support community mobilization and coordination. SRs will be encouraged to liaise with community leaders and community members to target the most vulnerable, identify local resources and develop linkages with other services. In FY 2007, FHI will emphasize pediatric treatment. SRs will be supported in conducting mapping exercises to identify the nearest treatment sites for pediatric referrals. SRs will be trained in basic pediatric HIV testing, treatment and care in order to provide essential information and support for pediatric treatment to OVC and their families. All referrals will be tracked closely to ensure the referral service has been provided and the feedback form has been completed and returned to the SR by the referral site. Age-appropriate prevention messages and life skills programs will be integrated into the after-school care program.
ACTIVITY 3 (MONITORING AND EVALUATION)

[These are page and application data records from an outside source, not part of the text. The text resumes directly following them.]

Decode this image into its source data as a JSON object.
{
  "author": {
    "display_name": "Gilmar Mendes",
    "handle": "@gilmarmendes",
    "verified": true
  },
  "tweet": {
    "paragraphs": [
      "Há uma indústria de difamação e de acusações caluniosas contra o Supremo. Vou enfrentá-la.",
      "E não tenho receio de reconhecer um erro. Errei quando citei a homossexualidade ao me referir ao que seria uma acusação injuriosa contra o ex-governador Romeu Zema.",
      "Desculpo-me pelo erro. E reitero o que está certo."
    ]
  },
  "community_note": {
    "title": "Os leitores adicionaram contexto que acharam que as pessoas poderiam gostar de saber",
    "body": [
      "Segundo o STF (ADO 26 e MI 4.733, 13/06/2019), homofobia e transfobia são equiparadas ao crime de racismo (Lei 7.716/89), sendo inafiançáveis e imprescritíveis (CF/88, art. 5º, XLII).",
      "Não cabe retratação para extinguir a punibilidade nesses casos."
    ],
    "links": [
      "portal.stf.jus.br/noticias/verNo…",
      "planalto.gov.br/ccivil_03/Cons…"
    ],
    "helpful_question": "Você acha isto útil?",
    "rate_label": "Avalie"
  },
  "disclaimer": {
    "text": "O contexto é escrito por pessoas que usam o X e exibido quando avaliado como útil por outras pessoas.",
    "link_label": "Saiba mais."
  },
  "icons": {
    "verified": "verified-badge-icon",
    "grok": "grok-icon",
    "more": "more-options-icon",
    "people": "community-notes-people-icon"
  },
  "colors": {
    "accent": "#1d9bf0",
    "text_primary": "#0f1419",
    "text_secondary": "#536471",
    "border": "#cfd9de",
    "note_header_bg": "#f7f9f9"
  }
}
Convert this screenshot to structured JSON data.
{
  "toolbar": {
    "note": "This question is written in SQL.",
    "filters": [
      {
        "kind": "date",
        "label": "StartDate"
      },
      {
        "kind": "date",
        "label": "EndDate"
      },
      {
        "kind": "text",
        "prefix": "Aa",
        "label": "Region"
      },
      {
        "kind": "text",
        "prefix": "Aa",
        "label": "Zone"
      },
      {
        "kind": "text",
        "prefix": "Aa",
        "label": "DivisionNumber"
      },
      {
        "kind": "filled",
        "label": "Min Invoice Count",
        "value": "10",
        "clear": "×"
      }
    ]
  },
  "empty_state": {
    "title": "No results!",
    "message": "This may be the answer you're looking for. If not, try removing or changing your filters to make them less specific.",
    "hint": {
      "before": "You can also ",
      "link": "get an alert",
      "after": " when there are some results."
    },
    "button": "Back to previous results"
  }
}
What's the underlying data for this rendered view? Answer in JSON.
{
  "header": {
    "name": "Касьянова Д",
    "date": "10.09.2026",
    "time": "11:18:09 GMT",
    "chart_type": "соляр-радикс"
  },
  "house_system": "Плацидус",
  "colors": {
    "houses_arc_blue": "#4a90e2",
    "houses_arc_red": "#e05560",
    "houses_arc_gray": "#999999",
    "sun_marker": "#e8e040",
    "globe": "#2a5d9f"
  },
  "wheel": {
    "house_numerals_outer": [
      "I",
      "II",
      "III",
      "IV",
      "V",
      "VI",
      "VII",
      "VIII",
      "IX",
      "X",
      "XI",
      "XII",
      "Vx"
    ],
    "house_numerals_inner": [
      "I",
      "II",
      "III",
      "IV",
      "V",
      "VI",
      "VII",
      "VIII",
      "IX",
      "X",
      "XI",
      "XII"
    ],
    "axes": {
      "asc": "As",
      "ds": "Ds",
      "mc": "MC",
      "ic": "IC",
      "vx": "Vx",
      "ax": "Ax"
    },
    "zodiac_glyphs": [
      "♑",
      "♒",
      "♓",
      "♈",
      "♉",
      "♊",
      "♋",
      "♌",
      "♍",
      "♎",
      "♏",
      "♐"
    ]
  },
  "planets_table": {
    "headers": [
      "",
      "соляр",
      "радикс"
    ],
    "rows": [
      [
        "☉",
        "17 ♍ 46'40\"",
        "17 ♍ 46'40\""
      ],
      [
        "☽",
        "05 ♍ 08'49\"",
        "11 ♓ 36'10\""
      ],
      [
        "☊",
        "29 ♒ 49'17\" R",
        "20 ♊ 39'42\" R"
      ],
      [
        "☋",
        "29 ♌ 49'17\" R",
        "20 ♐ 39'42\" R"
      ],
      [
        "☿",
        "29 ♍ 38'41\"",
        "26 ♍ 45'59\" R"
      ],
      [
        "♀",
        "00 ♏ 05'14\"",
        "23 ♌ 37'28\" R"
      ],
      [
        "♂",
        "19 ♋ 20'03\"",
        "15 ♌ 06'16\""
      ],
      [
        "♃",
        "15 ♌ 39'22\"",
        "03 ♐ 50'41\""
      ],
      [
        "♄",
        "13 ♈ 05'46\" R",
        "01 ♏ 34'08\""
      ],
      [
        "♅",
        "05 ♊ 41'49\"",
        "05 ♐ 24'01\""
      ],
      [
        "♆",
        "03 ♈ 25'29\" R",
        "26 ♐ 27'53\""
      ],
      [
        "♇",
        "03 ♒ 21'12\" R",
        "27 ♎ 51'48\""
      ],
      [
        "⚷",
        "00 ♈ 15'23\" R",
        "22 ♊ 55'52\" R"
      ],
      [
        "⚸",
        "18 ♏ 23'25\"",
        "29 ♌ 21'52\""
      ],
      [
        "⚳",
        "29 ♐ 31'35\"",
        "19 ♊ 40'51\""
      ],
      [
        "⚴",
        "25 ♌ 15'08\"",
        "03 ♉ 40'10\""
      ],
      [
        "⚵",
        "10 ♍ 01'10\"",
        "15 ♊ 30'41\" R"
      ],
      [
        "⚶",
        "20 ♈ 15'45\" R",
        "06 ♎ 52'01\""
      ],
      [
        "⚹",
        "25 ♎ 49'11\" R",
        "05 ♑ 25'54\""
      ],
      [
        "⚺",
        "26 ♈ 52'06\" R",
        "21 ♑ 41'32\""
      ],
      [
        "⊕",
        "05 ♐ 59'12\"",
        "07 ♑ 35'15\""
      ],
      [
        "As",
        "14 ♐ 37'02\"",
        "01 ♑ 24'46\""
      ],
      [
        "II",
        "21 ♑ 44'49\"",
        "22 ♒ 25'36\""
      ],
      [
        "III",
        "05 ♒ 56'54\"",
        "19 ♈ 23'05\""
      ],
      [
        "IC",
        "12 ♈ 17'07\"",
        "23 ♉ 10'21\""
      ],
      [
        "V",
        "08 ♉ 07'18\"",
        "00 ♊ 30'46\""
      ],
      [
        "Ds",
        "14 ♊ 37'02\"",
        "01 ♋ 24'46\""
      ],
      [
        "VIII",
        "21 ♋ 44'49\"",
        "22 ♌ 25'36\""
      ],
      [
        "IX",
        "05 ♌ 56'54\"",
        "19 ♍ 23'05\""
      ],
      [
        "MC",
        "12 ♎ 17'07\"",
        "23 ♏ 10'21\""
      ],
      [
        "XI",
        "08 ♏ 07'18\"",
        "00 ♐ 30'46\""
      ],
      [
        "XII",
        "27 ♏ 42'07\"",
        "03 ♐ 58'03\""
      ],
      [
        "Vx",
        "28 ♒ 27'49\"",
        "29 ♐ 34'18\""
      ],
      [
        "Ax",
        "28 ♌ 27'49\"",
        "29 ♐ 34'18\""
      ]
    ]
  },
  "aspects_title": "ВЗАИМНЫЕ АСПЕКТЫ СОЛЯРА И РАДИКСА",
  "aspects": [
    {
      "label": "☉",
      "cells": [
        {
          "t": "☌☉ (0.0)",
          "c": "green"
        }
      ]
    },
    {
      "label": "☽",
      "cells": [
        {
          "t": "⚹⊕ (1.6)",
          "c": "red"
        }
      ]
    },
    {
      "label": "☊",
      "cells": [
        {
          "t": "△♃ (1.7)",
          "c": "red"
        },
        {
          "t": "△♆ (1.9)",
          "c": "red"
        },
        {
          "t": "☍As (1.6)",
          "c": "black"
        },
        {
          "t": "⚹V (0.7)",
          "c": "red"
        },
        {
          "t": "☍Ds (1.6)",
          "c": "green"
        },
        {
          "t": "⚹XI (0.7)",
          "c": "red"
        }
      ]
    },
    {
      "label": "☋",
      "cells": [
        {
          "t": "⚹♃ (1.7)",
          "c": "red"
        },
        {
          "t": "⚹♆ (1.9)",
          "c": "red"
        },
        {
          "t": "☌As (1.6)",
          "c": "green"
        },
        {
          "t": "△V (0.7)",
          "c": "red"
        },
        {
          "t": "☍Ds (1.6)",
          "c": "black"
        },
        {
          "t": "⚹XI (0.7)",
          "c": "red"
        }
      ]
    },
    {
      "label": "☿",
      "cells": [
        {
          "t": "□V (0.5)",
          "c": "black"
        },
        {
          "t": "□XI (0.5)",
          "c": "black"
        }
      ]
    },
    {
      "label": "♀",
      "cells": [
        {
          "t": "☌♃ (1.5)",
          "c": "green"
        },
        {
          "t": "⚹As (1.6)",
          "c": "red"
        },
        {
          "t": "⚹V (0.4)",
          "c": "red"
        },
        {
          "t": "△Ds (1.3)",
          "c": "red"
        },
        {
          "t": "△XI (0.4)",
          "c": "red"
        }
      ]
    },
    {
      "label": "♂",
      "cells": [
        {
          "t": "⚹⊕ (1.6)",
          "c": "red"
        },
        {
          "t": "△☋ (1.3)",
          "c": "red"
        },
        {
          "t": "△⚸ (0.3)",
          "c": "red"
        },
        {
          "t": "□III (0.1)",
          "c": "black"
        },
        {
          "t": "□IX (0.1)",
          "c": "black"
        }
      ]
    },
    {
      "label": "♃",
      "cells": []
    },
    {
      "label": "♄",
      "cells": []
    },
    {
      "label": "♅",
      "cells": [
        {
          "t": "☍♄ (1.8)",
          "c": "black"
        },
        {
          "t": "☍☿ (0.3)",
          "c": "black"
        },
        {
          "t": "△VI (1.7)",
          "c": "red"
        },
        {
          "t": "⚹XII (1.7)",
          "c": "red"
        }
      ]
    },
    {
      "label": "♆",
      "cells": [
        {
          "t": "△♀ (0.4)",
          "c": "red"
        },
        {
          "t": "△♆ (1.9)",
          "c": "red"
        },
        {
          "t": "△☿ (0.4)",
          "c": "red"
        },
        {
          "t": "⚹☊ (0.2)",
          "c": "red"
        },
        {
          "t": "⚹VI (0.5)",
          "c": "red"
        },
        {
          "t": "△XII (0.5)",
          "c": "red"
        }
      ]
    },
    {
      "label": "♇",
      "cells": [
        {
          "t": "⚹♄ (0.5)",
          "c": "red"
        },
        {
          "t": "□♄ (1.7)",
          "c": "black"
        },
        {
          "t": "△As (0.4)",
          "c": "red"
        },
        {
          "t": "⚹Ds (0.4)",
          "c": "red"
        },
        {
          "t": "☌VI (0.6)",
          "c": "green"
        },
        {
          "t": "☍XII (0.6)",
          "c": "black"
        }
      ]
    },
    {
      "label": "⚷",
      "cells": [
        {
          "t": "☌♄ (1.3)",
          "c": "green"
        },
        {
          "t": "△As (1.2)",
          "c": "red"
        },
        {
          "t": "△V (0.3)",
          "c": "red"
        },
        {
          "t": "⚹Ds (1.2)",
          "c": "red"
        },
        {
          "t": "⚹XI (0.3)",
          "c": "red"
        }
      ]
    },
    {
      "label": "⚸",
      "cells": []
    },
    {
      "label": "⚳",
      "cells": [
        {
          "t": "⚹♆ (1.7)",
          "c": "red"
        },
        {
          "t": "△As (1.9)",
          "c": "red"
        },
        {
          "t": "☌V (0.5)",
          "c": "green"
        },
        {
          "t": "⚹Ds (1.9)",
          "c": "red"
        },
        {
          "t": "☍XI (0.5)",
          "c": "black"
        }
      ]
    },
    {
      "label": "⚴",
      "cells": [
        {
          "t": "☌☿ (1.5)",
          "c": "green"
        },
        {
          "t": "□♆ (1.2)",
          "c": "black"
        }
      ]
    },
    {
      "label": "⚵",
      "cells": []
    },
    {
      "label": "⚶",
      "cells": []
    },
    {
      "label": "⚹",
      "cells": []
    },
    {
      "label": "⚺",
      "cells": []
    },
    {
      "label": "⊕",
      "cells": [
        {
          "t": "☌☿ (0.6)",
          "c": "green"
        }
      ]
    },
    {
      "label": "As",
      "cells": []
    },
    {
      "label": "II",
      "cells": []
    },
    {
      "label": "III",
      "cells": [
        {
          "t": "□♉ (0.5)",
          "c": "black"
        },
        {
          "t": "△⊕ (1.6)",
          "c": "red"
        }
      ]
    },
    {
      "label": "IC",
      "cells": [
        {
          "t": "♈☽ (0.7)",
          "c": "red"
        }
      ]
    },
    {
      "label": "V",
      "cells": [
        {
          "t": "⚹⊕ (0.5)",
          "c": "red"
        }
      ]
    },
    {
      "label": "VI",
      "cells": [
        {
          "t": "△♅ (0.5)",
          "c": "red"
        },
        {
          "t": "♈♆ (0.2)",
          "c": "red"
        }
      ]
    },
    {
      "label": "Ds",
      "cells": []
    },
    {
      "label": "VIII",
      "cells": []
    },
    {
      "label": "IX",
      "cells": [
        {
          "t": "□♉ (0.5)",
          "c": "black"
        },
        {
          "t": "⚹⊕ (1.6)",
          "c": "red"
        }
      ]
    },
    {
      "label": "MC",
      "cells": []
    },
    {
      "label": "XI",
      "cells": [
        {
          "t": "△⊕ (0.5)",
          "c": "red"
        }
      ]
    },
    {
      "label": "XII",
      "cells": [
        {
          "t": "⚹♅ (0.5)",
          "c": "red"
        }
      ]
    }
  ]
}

FHI will strengthen technical skills around M&E for SACBC and the SRs through ongoing training and mentoring. FHI will compile, integrate and analyze existing and new data and will participate in the documenting of the OVC model of care to be conducted by USG. FHI will participate and provide ongoing comments in the development of the national DoSD M&E system and will ensure that the indicators required for the national database are included and collected by the SRs. FHI and SACBC will implement information verification procedures as part of regular site visits and will ensure that the M&E forms are translated into local languages in low-literacy areas.
ACTIVITY 4 (MAINSTREAMING GENDER)
In FY 2007 gender will form an integral part of the FABRIC program's activities. FHI will ensure that girls and boys are receiving equitable support and access to essential OVC services, especially education. Partners will work with male groups in their dioceses to mobilize the involvement of men as caregivers. Female child-headed households will receive special attention to ensure that the burden of care on them is decreased and that they continue to access education and to receive adequate mentoring and support. Communities will be mobilized to enforce OVC protection from exploitation and abuse and to mitigate against stigma and discrimination. Advocacy initiatives will also be conducted at the congregational level to ensure that the church is supportive and promotes the same messages to address gender inequities. FHI will link gender to sustainability efforts by improving access to training and resources for female primary and secondary caregivers. FHI will set-up a tracking system to ensure that equitable access to care and support is enhanced and that activities addressing gender inequities and child protection are recorded and reported.
Improve reach (# of OVC) and coverage (# of geographic regions) in 14 sites across 8 provinces; Strengthen the capacity of SACBC and its SRs to effectively coordinate and sustain programs at the local level; Enhance skills and knowledge of caregivers through training in OVC technical areas; Improve the FABRIC M&E system and align with the DSD national system and indicators through quality assessment and improvement; Equitable access to care and support and resources for male and female OVC; Increase in the number of male caregivers trained and mentored to care for OVC; Establish linkages to income generation service providers and training opportunities for SRs and families caring for OVC; and Increased awareness and community mobilization against gender-based violence and child abuse.
Through these activities, FHI will assist PEPFAR to achieve its goal of caring for 10 million people, including OVC. By the end of the third quarter of FY 2006, FHI had directly reached over 2,915 OVC with a minimum of 3 services and a another 2,258 OVC indirectly.